- [Assignment]: Starting at the line with "What's the underlying", return every line through the final one of the data, word for word. Pictures stay out.

- [Information provided]:

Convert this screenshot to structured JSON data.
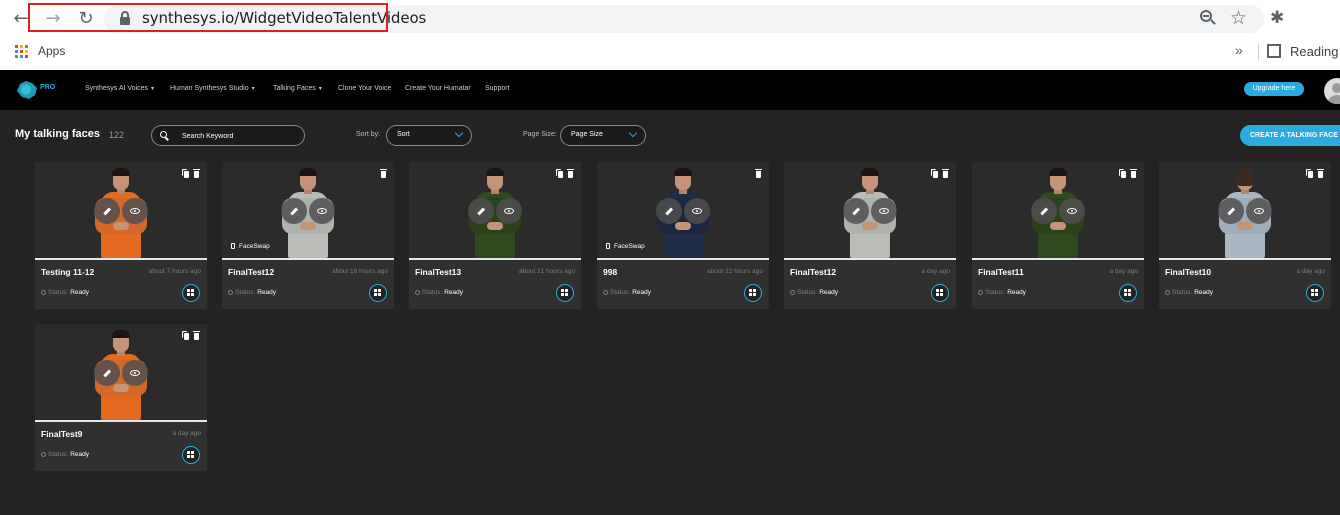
{
  "browser": {
    "url": "synthesys.io/WidgetVideoTalentVideos",
    "bookmarks": {
      "apps_label": "Apps",
      "reading_label": "Reading l"
    }
  },
  "app": {
    "logo_badge": "PRO",
    "nav": [
      {
        "label": "Synthesys AI Voices",
        "caret": "▾"
      },
      {
        "label": "Human Synthesys Studio",
        "caret": "▾"
      },
      {
        "label": "Talking Faces",
        "caret": "▾"
      },
      {
        "label": "Clone Your Voice",
        "caret": ""
      },
      {
        "label": "Create Your Humatar",
        "caret": ""
      },
      {
        "label": "Support",
        "caret": ""
      }
    ],
    "upgrade_label": "Upgrade here",
    "accent_color": "#29abe2"
  },
  "content": {
    "title": "My talking faces",
    "count": "122",
    "search_placeholder": "Search Keyword",
    "sort_label": "Sort by:",
    "sort_value": "Sort",
    "page_size_label": "Page Size:",
    "page_size_value": "Page Size",
    "create_label": "CREATE A TALKING FACE"
  },
  "cards": [
    {
      "title": "Testing 11-12",
      "time": "about 7 hours ago",
      "status_label": "Status:",
      "status": "Ready",
      "faceswap": "",
      "outfit": "vest",
      "show_copy": true
    },
    {
      "title": "FinalTest12",
      "time": "about 16 hours ago",
      "status_label": "Status:",
      "status": "Ready",
      "faceswap": "FaceSwap",
      "outfit": "grey",
      "show_copy": false
    },
    {
      "title": "FinalTest13",
      "time": "about 21 hours ago",
      "status_label": "Status:",
      "status": "Ready",
      "faceswap": "",
      "outfit": "green",
      "show_copy": true
    },
    {
      "title": "998",
      "time": "about 22 hours ago",
      "status_label": "Status:",
      "status": "Ready",
      "faceswap": "FaceSwap",
      "outfit": "suit",
      "show_copy": false
    },
    {
      "title": "FinalTest12",
      "time": "a day ago",
      "status_label": "Status:",
      "status": "Ready",
      "faceswap": "",
      "outfit": "grey",
      "show_copy": true
    },
    {
      "title": "FinalTest11",
      "time": "a day ago",
      "status_label": "Status:",
      "status": "Ready",
      "faceswap": "",
      "outfit": "green",
      "show_copy": true
    },
    {
      "title": "FinalTest10",
      "time": "a day ago",
      "status_label": "Status:",
      "status": "Ready",
      "faceswap": "",
      "outfit": "woman",
      "show_copy": true
    },
    {
      "title": "FinalTest9",
      "time": "a day ago",
      "status_label": "Status:",
      "status": "Ready",
      "faceswap": "",
      "outfit": "vest",
      "show_copy": true
    }
  ]
}
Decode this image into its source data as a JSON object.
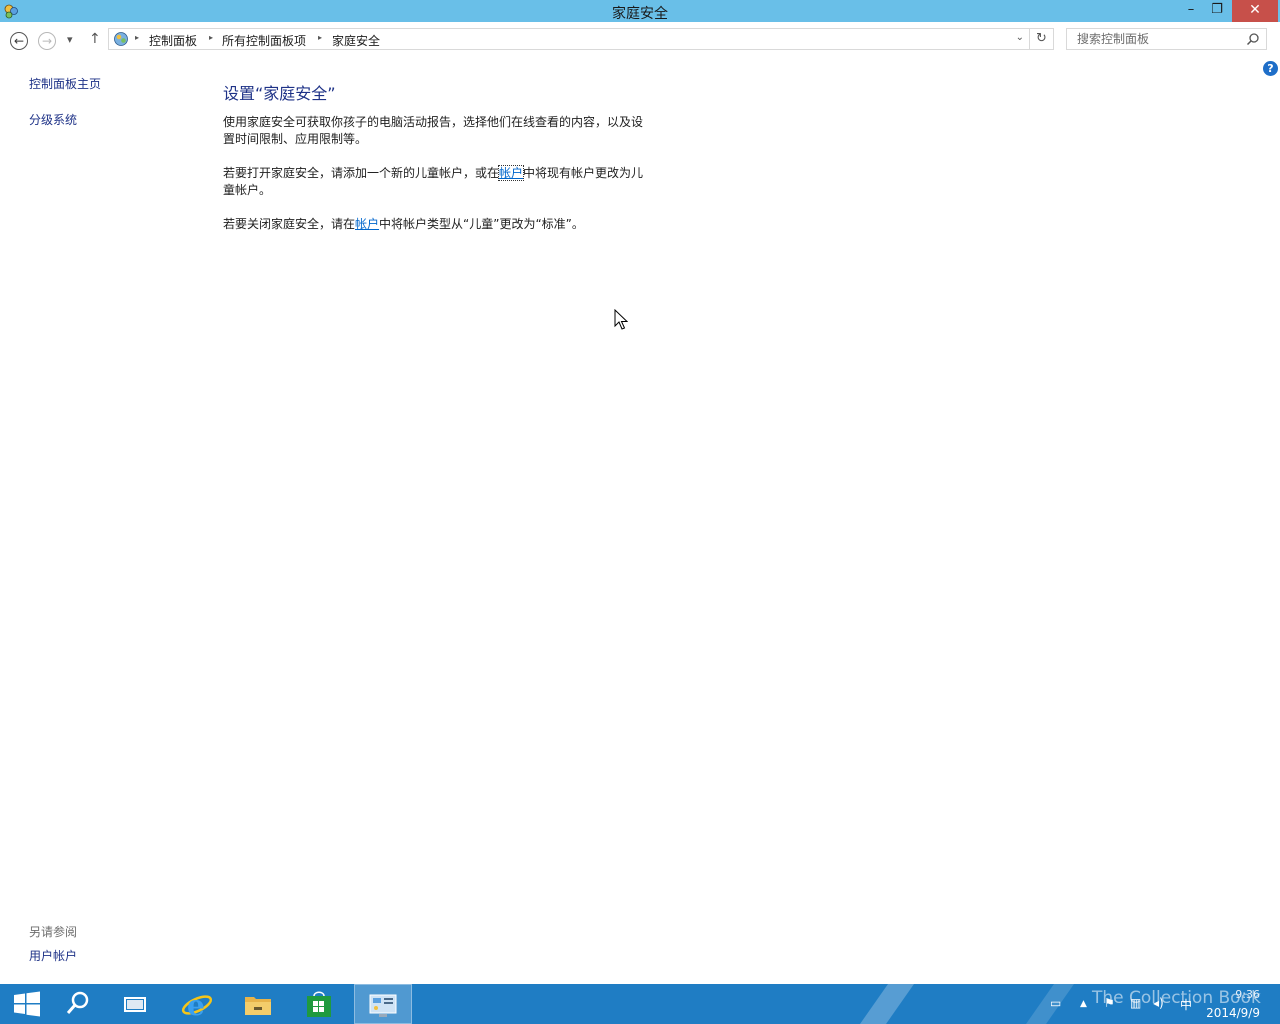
{
  "window": {
    "title": "家庭安全",
    "minimize_glyph": "–",
    "maximize_glyph": "❐",
    "close_glyph": "✕"
  },
  "nav": {
    "back_glyph": "←",
    "forward_glyph": "→",
    "recent_glyph": "▾",
    "up_glyph": "↑",
    "breadcrumbs": [
      "控制面板",
      "所有控制面板项",
      "家庭安全"
    ],
    "crumb_sep": "▸",
    "dropdown_glyph": "⌄",
    "refresh_glyph": "↻",
    "search_placeholder": "搜索控制面板"
  },
  "sidebar": {
    "items": [
      {
        "label": "控制面板主页"
      },
      {
        "label": "分级系统"
      }
    ],
    "see_also_heading": "另请参阅",
    "see_also_items": [
      {
        "label": "用户帐户"
      }
    ]
  },
  "main": {
    "heading": "设置“家庭安全”",
    "para1": "使用家庭安全可获取你孩子的电脑活动报告，选择他们在线查看的内容，以及设置时间限制、应用限制等。",
    "para2_pre": "若要打开家庭安全，请添加一个新的儿童帐户，或在",
    "para2_link": "帐户",
    "para2_post": "中将现有帐户更改为儿童帐户。",
    "para3_pre": "若要关闭家庭安全，请在",
    "para3_link": "帐户",
    "para3_post": "中将帐户类型从“儿童”更改为“标准”。",
    "help_glyph": "?"
  },
  "taskbar": {
    "apps": [
      "start",
      "search",
      "task-view",
      "internet-explorer",
      "file-explorer",
      "store",
      "control-panel"
    ],
    "active_app": "control-panel",
    "tray": {
      "time": "9:36",
      "date": "2014/9/9",
      "ime": "中",
      "watermark": "The Collection Book"
    }
  },
  "colors": {
    "titlebar": "#69bfe8",
    "taskbar": "#1f7dc4",
    "link": "#0066cc",
    "heading": "#1e3287",
    "close_button": "#c7504a"
  }
}
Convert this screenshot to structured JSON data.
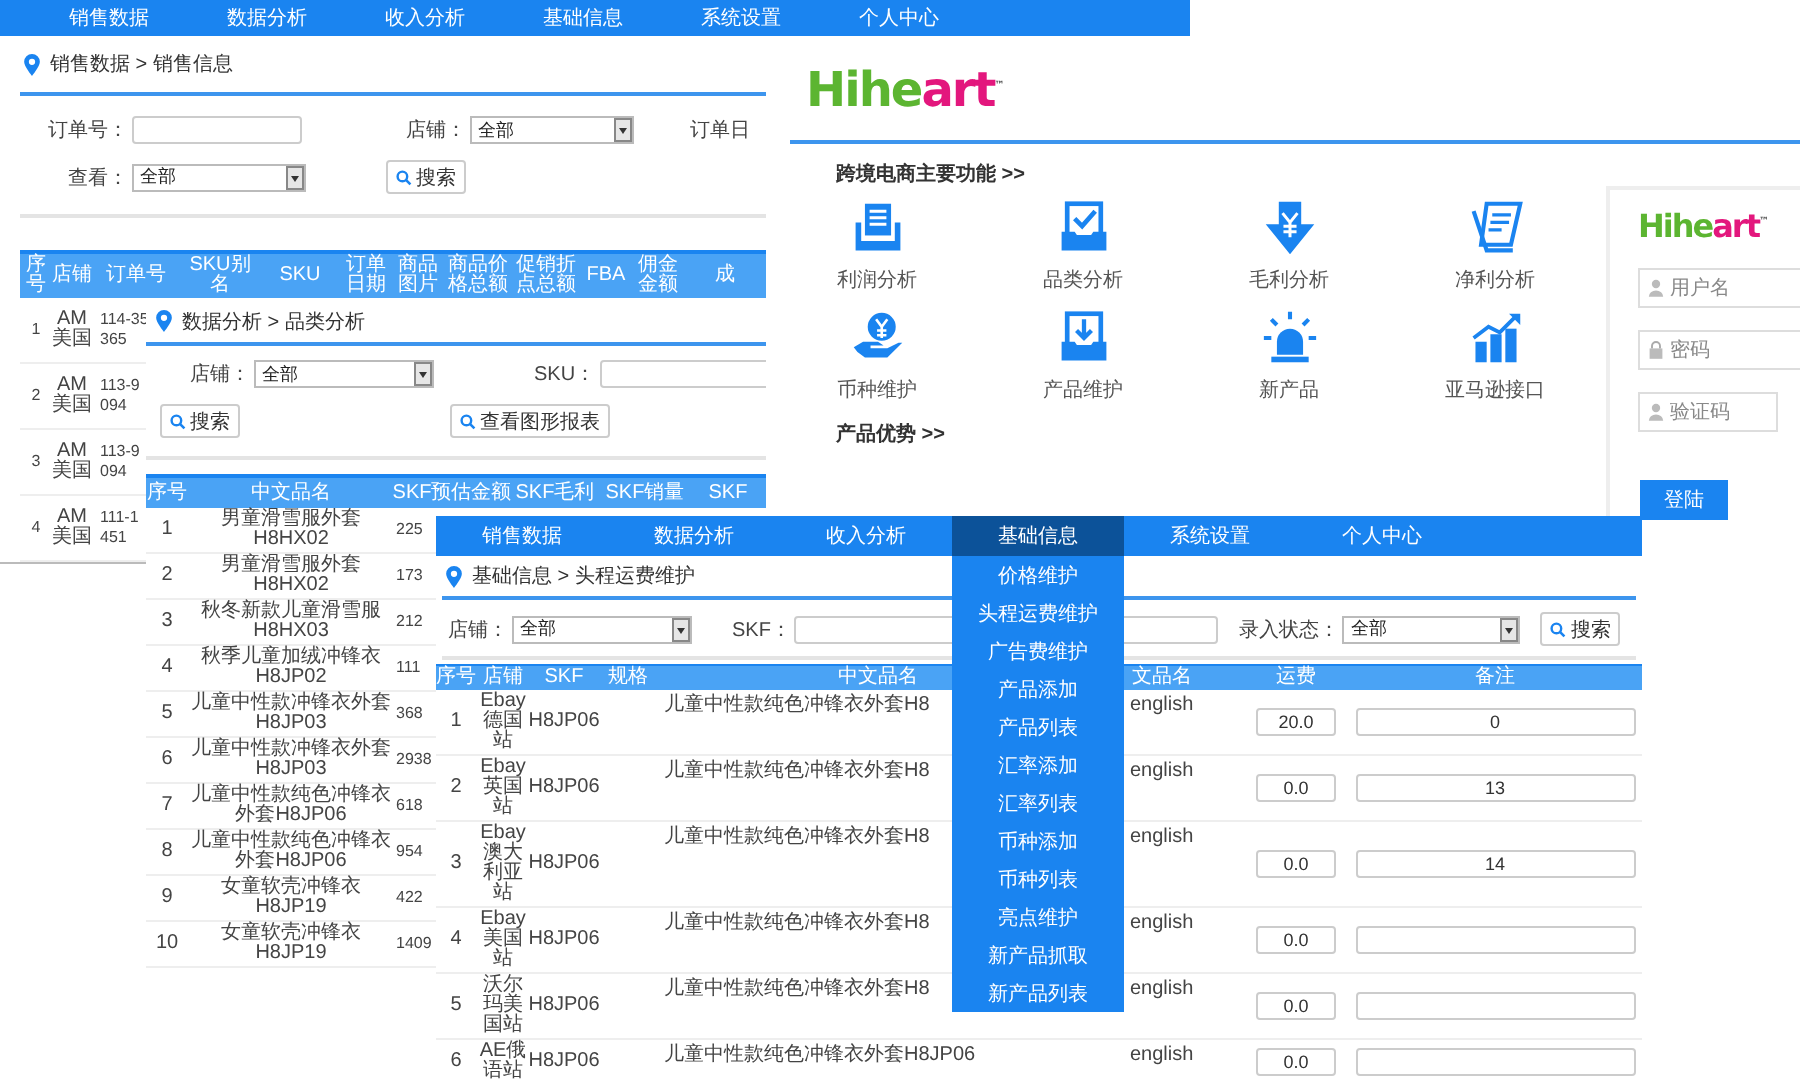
{
  "sales_window": {
    "nav": [
      {
        "label": "销售数据",
        "selected": false
      },
      {
        "label": "数据分析",
        "selected": false
      },
      {
        "label": "收入分析",
        "selected": false
      },
      {
        "label": "基础信息",
        "selected": false
      },
      {
        "label": "系统设置",
        "selected": false
      },
      {
        "label": "个人中心",
        "selected": false
      }
    ],
    "breadcrumb": "销售数据 > 销售信息",
    "filters": [
      [
        {
          "kind": "input",
          "label": "订单号："
        },
        {
          "kind": "select",
          "label": "店铺：",
          "value": "全部"
        },
        {
          "kind": "label",
          "label": "订单日"
        }
      ],
      [
        {
          "kind": "select",
          "label": "查看：",
          "value": "全部"
        },
        {
          "kind": "button",
          "label": "搜索"
        }
      ]
    ],
    "table": {
      "columns": [
        "序号",
        "店铺",
        "订单号",
        "SKU别名",
        "SKU",
        "订单日期",
        "商品图片",
        "商品价格总额",
        "促销折点总额",
        "FBA",
        "佣金金额",
        "成"
      ],
      "rows": [
        {
          "no": "1",
          "store": "AM美国",
          "order": "114-35 365"
        },
        {
          "no": "2",
          "store": "AM美国",
          "order": "113-9 094"
        },
        {
          "no": "3",
          "store": "AM美国",
          "order": "113-9 094"
        },
        {
          "no": "4",
          "store": "AM美国",
          "order": "111-1 451"
        }
      ]
    }
  },
  "home_window": {
    "logo": {
      "parts": [
        {
          "text": "Hihe",
          "color": "#5cb531"
        },
        {
          "text": "art",
          "color": "#e3177d"
        }
      ],
      "mark": "™"
    },
    "features_title": "跨境电商主要功能 >>",
    "features": [
      "利润分析",
      "品类分析",
      "毛利分析",
      "净利分析",
      "币种维护",
      "产品维护",
      "新产品",
      "亚马逊接口"
    ],
    "advantages_title": "产品优势 >>",
    "login": {
      "logo": {
        "parts": [
          {
            "text": "Hihe",
            "color": "#5cb531"
          },
          {
            "text": "art",
            "color": "#e3177d"
          }
        ],
        "mark": "™"
      },
      "fields": [
        {
          "kind": "user",
          "placeholder": "用户名"
        },
        {
          "kind": "password",
          "placeholder": "密码"
        },
        {
          "kind": "captcha",
          "placeholder": "验证码"
        }
      ],
      "button": "登陆"
    }
  },
  "category_window": {
    "breadcrumb": "数据分析 > 品类分析",
    "filters": [
      {
        "kind": "select",
        "label": "店铺：",
        "value": "全部"
      },
      {
        "kind": "input",
        "label": "SKU："
      }
    ],
    "buttons": [
      "搜索",
      "查看图形报表"
    ],
    "table": {
      "columns": [
        "序号",
        "中文品名",
        "SKF预估金额",
        "SKF毛利",
        "SKF销量",
        "SKF"
      ],
      "rows": [
        {
          "no": "1",
          "name": "男童滑雪服外套H8HX02",
          "amount": "225"
        },
        {
          "no": "2",
          "name": "男童滑雪服外套H8HX02",
          "amount": "173"
        },
        {
          "no": "3",
          "name": "秋冬新款儿童滑雪服H8HX03",
          "amount": "212"
        },
        {
          "no": "4",
          "name": "秋季儿童加绒冲锋衣H8JP02",
          "amount": "111"
        },
        {
          "no": "5",
          "name": "儿童中性款冲锋衣外套H8JP03",
          "amount": "368"
        },
        {
          "no": "6",
          "name": "儿童中性款冲锋衣外套H8JP03",
          "amount": "2938"
        },
        {
          "no": "7",
          "name": "儿童中性款纯色冲锋衣外套H8JP06",
          "amount": "618"
        },
        {
          "no": "8",
          "name": "儿童中性款纯色冲锋衣外套H8JP06",
          "amount": "954"
        },
        {
          "no": "9",
          "name": "女童软壳冲锋衣H8JP19",
          "amount": "422"
        },
        {
          "no": "10",
          "name": "女童软壳冲锋衣H8JP19",
          "amount": "1409"
        }
      ]
    }
  },
  "freight_window": {
    "nav": [
      {
        "label": "销售数据",
        "selected": false
      },
      {
        "label": "数据分析",
        "selected": false
      },
      {
        "label": "收入分析",
        "selected": false
      },
      {
        "label": "基础信息",
        "selected": true
      },
      {
        "label": "系统设置",
        "selected": false
      },
      {
        "label": "个人中心",
        "selected": false
      }
    ],
    "menu": [
      "价格维护",
      "头程运费维护",
      "广告费维护",
      "产品添加",
      "产品列表",
      "汇率添加",
      "汇率列表",
      "币种添加",
      "币种列表",
      "亮点维护",
      "新产品抓取",
      "新产品列表"
    ],
    "breadcrumb": "基础信息 > 头程运费维护",
    "filters": [
      {
        "kind": "select",
        "label": "店铺：",
        "value": "全部"
      },
      {
        "kind": "input",
        "label": "SKF："
      },
      {
        "kind": "select",
        "label": "录入状态：",
        "value": "全部"
      },
      {
        "kind": "button",
        "label": "搜索"
      }
    ],
    "table": {
      "columns": [
        "序号",
        "店铺",
        "SKF",
        "规格",
        "中文品名",
        "文品名",
        "运费",
        "备注"
      ],
      "rows": [
        {
          "no": "1",
          "store": "Ebay德国站",
          "skf": "H8JP06",
          "name": "儿童中性款纯色冲锋衣外套H8",
          "en": "english",
          "freight": "20.0",
          "note": "0"
        },
        {
          "no": "2",
          "store": "Ebay英国站",
          "skf": "H8JP06",
          "name": "儿童中性款纯色冲锋衣外套H8",
          "en": "english",
          "freight": "0.0",
          "note": "13"
        },
        {
          "no": "3",
          "store": "Ebay澳大利亚站",
          "skf": "H8JP06",
          "name": "儿童中性款纯色冲锋衣外套H8",
          "en": "english",
          "freight": "0.0",
          "note": "14"
        },
        {
          "no": "4",
          "store": "Ebay美国站",
          "skf": "H8JP06",
          "name": "儿童中性款纯色冲锋衣外套H8",
          "en": "english",
          "freight": "0.0"
        },
        {
          "no": "5",
          "store": "沃尔玛美国站",
          "skf": "H8JP06",
          "name": "儿童中性款纯色冲锋衣外套H8",
          "en": "english",
          "freight": "0.0"
        },
        {
          "no": "6",
          "store": "AE俄语站",
          "skf": "H8JP06",
          "name": "儿童中性款纯色冲锋衣外套H8JP06",
          "en": "english",
          "freight": "0.0"
        }
      ]
    }
  }
}
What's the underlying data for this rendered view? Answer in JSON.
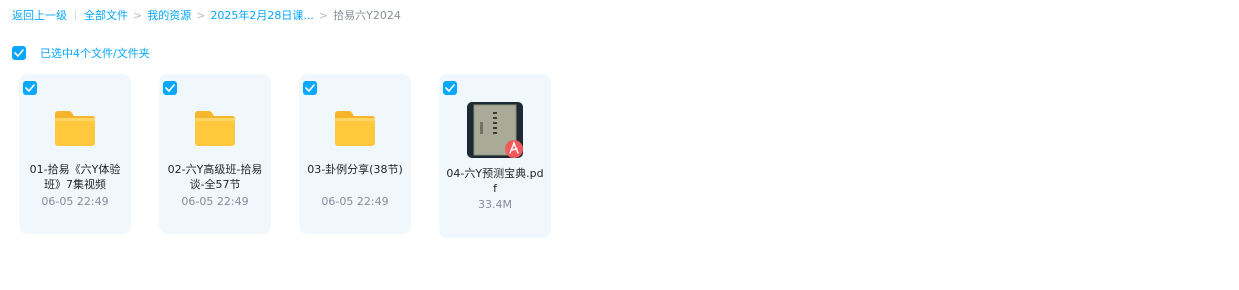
{
  "breadcrumb": {
    "back": "返回上一级",
    "items": [
      "全部文件",
      "我的资源",
      "2025年2月28日课..."
    ],
    "current": "拾易六Y2024"
  },
  "selection": {
    "checked": true,
    "text": "已选中4个文件/文件夹"
  },
  "files": [
    {
      "name": "01-拾易《六Y体验班》7集视频",
      "meta": "06-05 22:49",
      "type": "folder",
      "checked": true
    },
    {
      "name": "02-六Y高级班-拾易谈-全57节",
      "meta": "06-05 22:49",
      "type": "folder",
      "checked": true
    },
    {
      "name": "03-卦例分享(38节)",
      "meta": "06-05 22:49",
      "type": "folder",
      "checked": true
    },
    {
      "name": "04-六Y预测宝典.pdf",
      "meta": "33.4M",
      "type": "pdf",
      "checked": true
    }
  ],
  "colors": {
    "accent": "#06a7ff",
    "card_bg": "#f1f8fd",
    "folder": "#ffc83d",
    "pdf_badge": "#f25a5a"
  },
  "icons": {
    "folder": "folder-icon",
    "pdf": "pdf-file-icon",
    "check": "checkmark-icon"
  }
}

- [The completed task]:
What's the underlying data for this rendered view? Answer in JSON.
{
  "breadcrumb": {
    "back": "返回上一级",
    "items": [
      "全部文件",
      "我的资源",
      "2025年2月28日课..."
    ],
    "current": "拾易六Y2024"
  },
  "selection": {
    "checked": true,
    "text": "已选中4个文件/文件夹"
  },
  "files": [
    {
      "name": "01-拾易《六Y体验班》7集视频",
      "meta": "06-05 22:49",
      "type": "folder",
      "checked": true
    },
    {
      "name": "02-六Y高级班-拾易谈-全57节",
      "meta": "06-05 22:49",
      "type": "folder",
      "checked": true
    },
    {
      "name": "03-卦例分享(38节)",
      "meta": "06-05 22:49",
      "type": "folder",
      "checked": true
    },
    {
      "name": "04-六Y预测宝典.pdf",
      "meta": "33.4M",
      "type": "pdf",
      "checked": true
    }
  ],
  "colors": {
    "accent": "#06a7ff",
    "card_bg": "#f1f8fd",
    "folder": "#ffc83d",
    "pdf_badge": "#f25a5a"
  },
  "icons": {
    "folder": "folder-icon",
    "pdf": "pdf-file-icon",
    "check": "checkmark-icon"
  }
}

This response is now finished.